[Website and app data records]
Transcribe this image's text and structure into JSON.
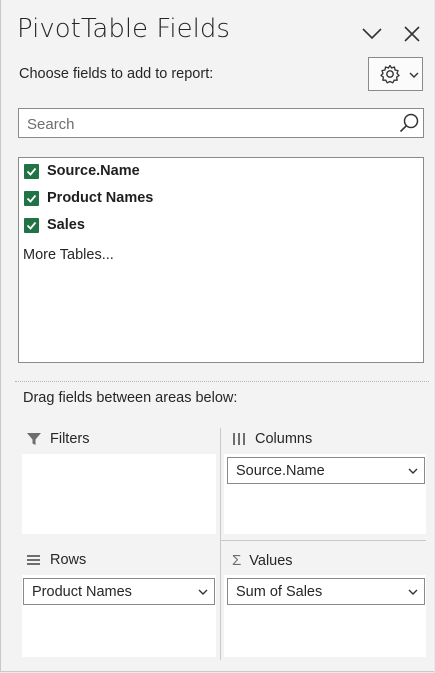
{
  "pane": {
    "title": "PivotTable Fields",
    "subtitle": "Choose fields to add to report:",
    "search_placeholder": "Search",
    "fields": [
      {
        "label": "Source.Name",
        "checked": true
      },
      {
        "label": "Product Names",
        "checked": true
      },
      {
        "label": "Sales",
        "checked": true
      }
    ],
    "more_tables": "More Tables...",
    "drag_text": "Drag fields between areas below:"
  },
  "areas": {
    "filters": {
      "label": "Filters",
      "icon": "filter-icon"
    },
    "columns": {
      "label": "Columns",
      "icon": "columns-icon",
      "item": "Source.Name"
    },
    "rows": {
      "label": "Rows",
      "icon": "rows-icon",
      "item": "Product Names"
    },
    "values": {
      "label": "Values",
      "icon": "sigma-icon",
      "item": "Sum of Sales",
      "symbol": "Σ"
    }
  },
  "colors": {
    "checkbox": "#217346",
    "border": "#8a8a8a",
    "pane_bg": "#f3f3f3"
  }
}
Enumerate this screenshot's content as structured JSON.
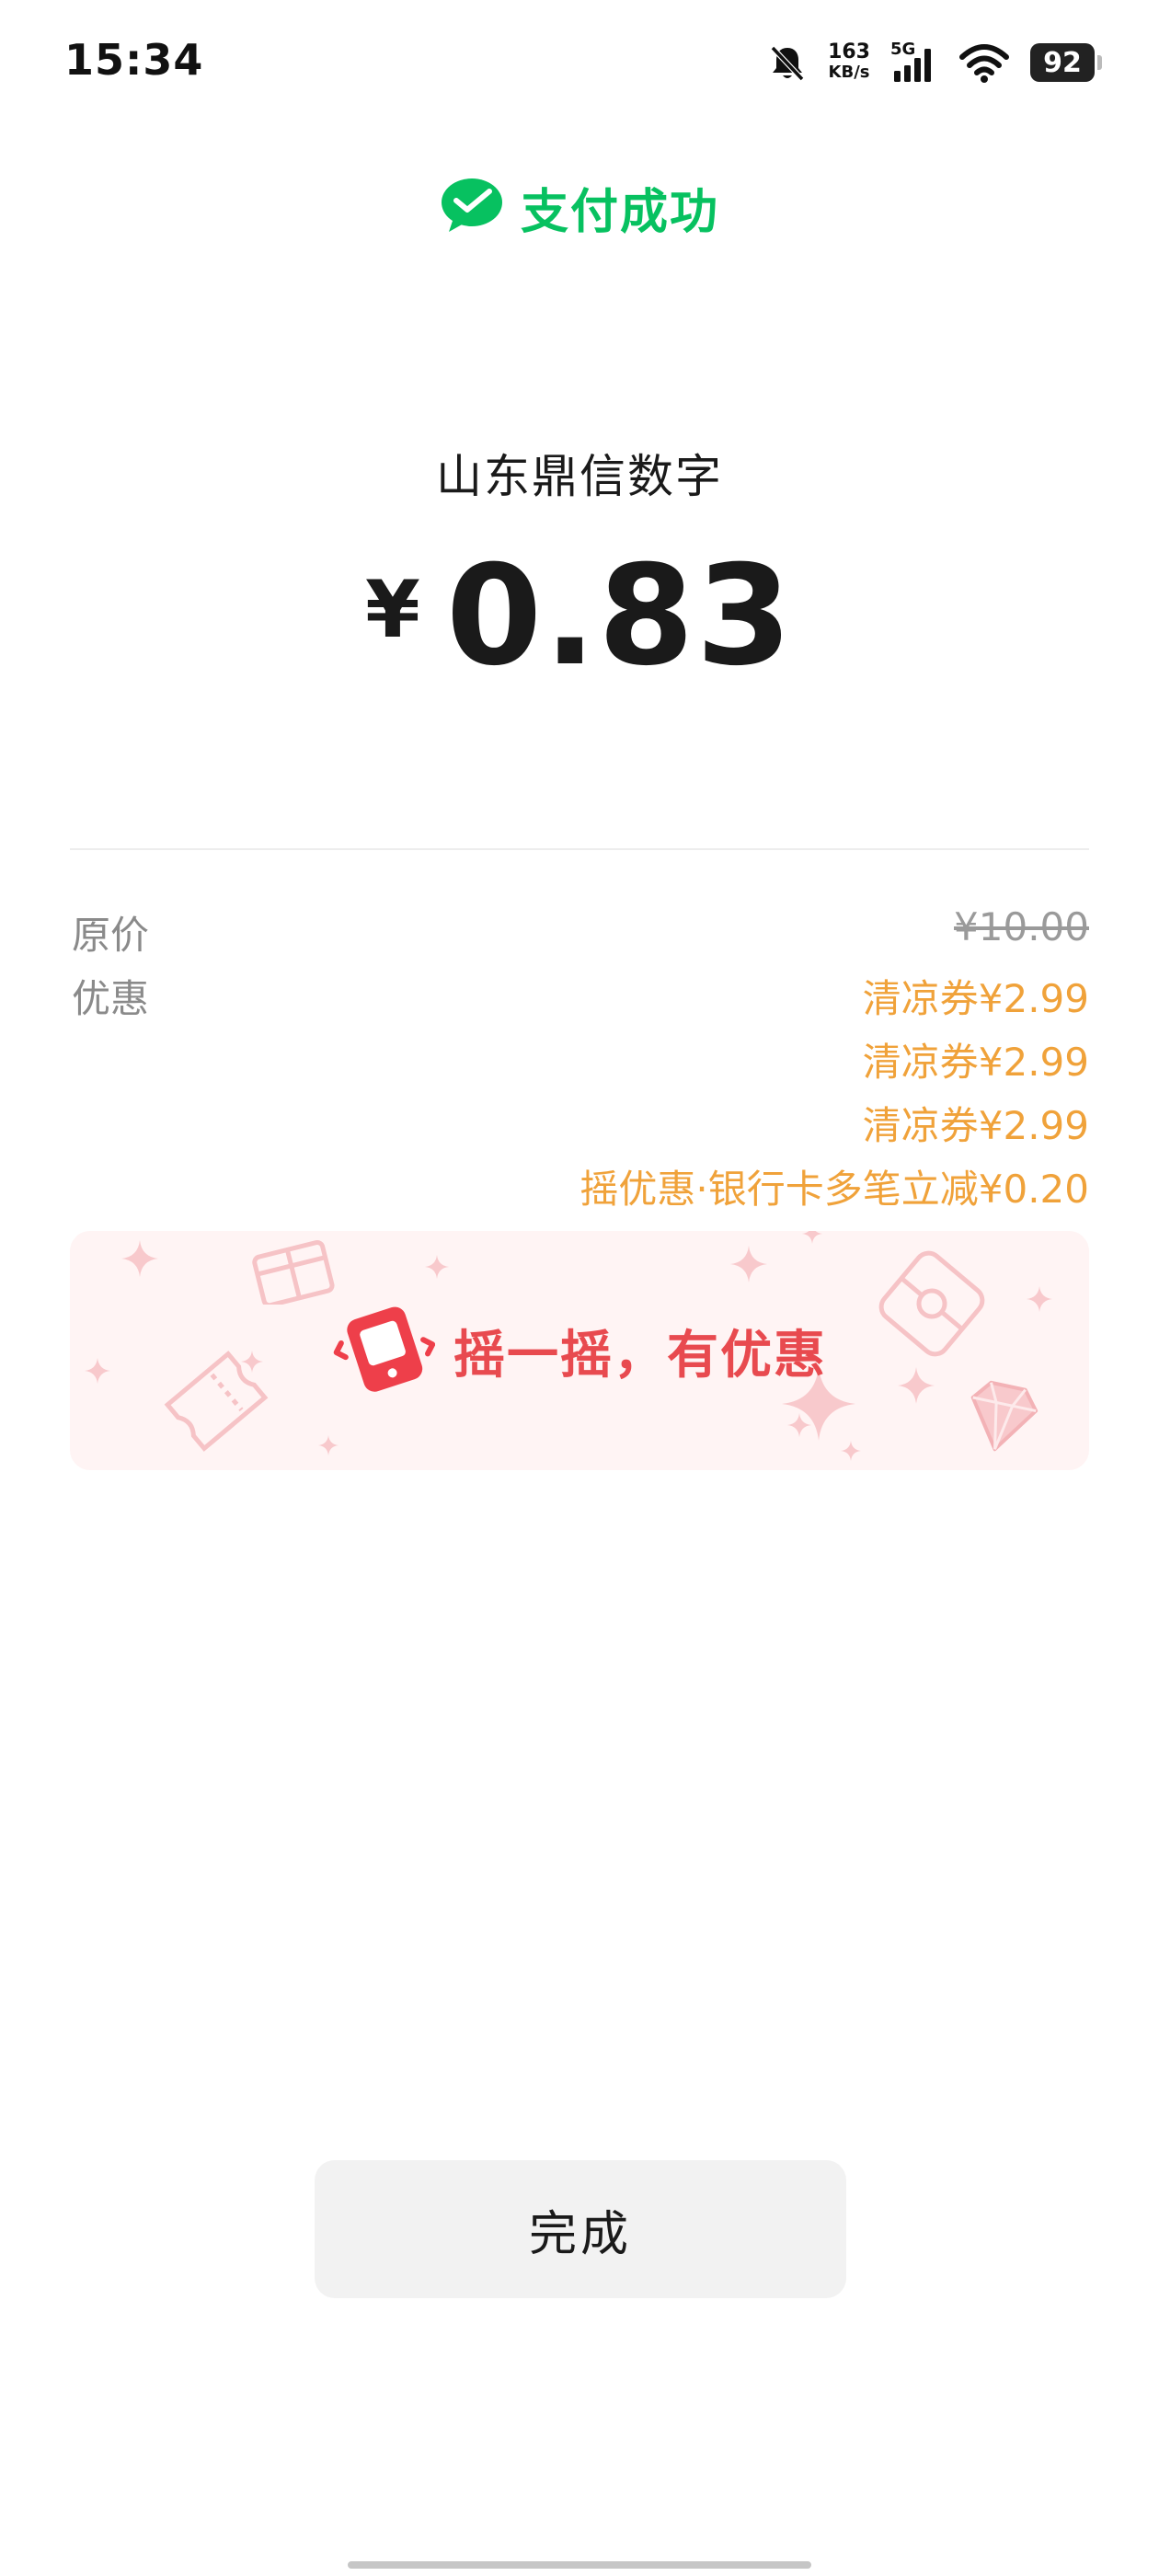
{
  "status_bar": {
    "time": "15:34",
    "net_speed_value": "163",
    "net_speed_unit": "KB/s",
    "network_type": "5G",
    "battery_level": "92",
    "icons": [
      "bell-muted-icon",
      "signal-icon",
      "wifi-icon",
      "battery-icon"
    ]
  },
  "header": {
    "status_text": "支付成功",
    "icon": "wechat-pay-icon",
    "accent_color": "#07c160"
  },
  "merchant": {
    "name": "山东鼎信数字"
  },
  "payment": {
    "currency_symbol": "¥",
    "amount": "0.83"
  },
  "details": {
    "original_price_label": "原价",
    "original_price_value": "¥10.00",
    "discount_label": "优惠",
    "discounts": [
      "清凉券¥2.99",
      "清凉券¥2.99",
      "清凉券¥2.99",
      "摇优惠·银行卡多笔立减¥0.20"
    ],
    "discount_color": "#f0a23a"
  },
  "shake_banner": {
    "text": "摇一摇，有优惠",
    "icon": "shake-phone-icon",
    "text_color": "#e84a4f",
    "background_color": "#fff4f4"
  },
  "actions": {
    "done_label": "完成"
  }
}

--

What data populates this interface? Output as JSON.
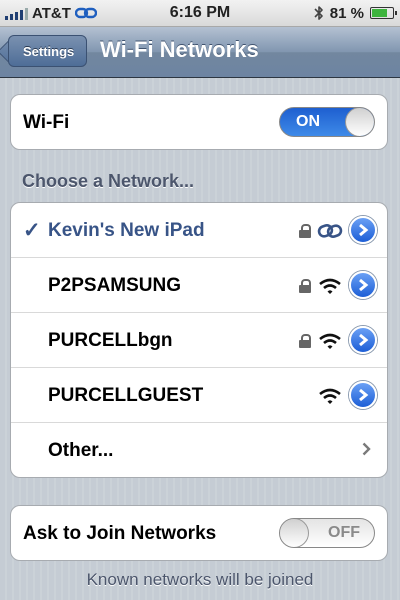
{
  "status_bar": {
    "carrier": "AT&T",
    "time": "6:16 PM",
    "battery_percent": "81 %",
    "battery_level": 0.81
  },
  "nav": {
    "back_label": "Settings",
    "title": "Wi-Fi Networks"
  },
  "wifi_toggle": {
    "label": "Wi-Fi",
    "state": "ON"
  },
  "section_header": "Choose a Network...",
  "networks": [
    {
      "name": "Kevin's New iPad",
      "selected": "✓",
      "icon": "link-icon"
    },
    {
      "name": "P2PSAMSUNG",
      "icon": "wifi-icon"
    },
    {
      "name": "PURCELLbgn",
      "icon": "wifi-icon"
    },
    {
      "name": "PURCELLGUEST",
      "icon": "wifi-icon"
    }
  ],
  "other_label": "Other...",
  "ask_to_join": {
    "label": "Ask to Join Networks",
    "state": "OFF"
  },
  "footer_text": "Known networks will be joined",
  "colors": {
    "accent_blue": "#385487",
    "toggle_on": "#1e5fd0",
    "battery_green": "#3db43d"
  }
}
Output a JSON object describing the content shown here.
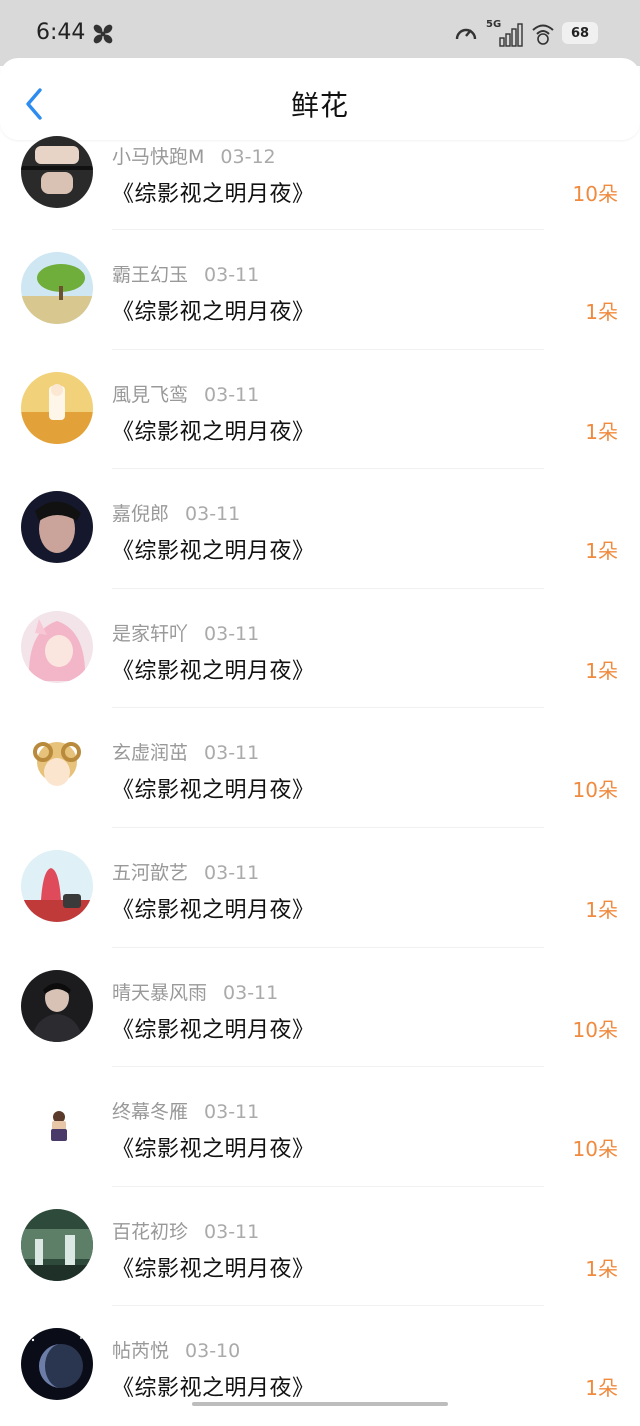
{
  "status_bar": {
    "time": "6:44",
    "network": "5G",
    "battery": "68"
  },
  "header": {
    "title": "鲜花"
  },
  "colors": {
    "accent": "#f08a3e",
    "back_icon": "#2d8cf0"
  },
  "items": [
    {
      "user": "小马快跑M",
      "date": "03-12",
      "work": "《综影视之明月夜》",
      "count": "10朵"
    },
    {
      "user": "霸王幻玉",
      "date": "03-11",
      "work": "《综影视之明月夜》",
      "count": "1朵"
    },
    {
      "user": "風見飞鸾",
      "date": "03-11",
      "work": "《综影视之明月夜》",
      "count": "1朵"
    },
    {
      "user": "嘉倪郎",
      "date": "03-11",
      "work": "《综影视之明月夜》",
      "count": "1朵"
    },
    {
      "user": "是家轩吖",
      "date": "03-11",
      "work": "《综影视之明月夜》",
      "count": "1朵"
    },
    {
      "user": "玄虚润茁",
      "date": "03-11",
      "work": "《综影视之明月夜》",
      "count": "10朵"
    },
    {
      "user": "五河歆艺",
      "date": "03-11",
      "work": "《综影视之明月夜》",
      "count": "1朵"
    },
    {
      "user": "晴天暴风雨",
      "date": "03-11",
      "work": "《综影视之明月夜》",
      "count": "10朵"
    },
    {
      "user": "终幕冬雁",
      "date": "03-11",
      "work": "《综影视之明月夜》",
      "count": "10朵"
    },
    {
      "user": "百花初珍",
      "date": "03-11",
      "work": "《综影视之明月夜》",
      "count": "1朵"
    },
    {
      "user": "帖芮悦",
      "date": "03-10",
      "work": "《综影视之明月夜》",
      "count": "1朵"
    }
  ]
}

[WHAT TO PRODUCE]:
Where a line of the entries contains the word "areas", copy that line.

[RESPONSE TO THIS EXERCISE]:
    "drag_text": "Drag fields between areas below:"
  "areas": {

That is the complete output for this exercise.